The Rosen Family Screening Theatre (TCC 227)
3607 Trousdale Pkwy, Los Angeles, CA 90089

Lecture will start at 5:00 pm. Stop by earlier for an afternoon coffee. The room is located across Lemonade restaurant up the stairs.

Ali Behdad is the John Charles Hillis Professor of Literature at the University of California, Los Angeles. He is the author of Belated Travelers: Orientalism in the Age of Colonial Dissolution and A Forgetful Nation: On Immigration and Cultural Identity in the United States.

In his latest book, "Camera Orientalis: Reflections on Photography of the Middle East" (University of Chicago Press), considering a range of Western and Middle Eastern archival material from the late nineteenth and early twentieth centuries, he offers a rich account of how photography transformed Europe’s distinctly Orientalist vision into what seemed objective fact, a transformation that proved central to the project of European colonialism. At the same time, Orientalism was useful for photographers from both regions, as it gave them a set of conventions by which to frame exotic Middle Eastern cultures for Western audiences. Behdad also shows how Middle Eastern audiences embraced photography as a way to foreground status and patriarchal values while also exoticizing other social classes.

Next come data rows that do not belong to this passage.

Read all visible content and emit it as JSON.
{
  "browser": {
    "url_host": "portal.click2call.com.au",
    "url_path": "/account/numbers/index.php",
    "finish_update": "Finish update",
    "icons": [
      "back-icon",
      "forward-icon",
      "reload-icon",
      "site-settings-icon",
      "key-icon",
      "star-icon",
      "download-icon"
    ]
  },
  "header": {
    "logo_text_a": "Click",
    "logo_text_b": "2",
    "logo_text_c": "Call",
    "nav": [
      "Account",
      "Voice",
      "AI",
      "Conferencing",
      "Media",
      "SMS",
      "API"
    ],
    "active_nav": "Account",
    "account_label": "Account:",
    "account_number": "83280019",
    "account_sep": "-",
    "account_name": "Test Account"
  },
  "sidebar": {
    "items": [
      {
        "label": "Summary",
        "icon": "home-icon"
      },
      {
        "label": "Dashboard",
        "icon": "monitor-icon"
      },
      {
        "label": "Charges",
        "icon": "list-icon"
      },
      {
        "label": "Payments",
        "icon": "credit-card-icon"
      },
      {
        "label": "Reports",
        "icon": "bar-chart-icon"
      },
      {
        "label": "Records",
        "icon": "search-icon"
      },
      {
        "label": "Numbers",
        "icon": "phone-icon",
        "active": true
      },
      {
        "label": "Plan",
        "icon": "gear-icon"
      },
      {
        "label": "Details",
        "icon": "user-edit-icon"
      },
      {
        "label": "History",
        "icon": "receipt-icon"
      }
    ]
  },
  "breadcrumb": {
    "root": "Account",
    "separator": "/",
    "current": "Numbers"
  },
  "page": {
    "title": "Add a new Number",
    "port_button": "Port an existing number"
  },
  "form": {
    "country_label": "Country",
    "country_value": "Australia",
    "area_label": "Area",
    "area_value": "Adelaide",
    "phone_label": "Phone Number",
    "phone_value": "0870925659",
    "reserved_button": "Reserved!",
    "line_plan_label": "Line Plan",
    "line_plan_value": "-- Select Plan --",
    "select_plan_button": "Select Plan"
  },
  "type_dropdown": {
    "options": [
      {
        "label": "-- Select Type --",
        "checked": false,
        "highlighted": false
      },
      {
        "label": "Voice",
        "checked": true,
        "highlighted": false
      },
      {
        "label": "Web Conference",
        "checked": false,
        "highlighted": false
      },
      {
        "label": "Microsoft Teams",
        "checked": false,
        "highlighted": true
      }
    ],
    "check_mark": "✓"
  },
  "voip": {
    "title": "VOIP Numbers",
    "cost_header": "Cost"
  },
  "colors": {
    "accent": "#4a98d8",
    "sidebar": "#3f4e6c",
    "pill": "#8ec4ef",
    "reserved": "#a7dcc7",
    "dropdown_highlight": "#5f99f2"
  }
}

In this lecture, Professor Behdad will screen a wide range of images, from late Qajar-era photographs by professional studios and amateur practitioners to contemporary works by such artists as Bahman Jalali and Shadi Ghadirian, to show, on the one hand, how middle and upper-class men in the late nineteenth and early twentieth century embraced photography to foreground their social status and patriarchal values, while engaging in what one might call “photo-exoticism,” and how, on the other hand, the works of contemporary artists who deconstruct this patriarchal and exoticist tradition are inadvertently implicated in what he describes as “neo-Orientalism,” that is a mode of representation that perpetuates many of the old stereotypes of the Middle East through what on the surface seems a sympathetic liberal discourse.

Later Event: December 2
Fifth PACSA Celebration Night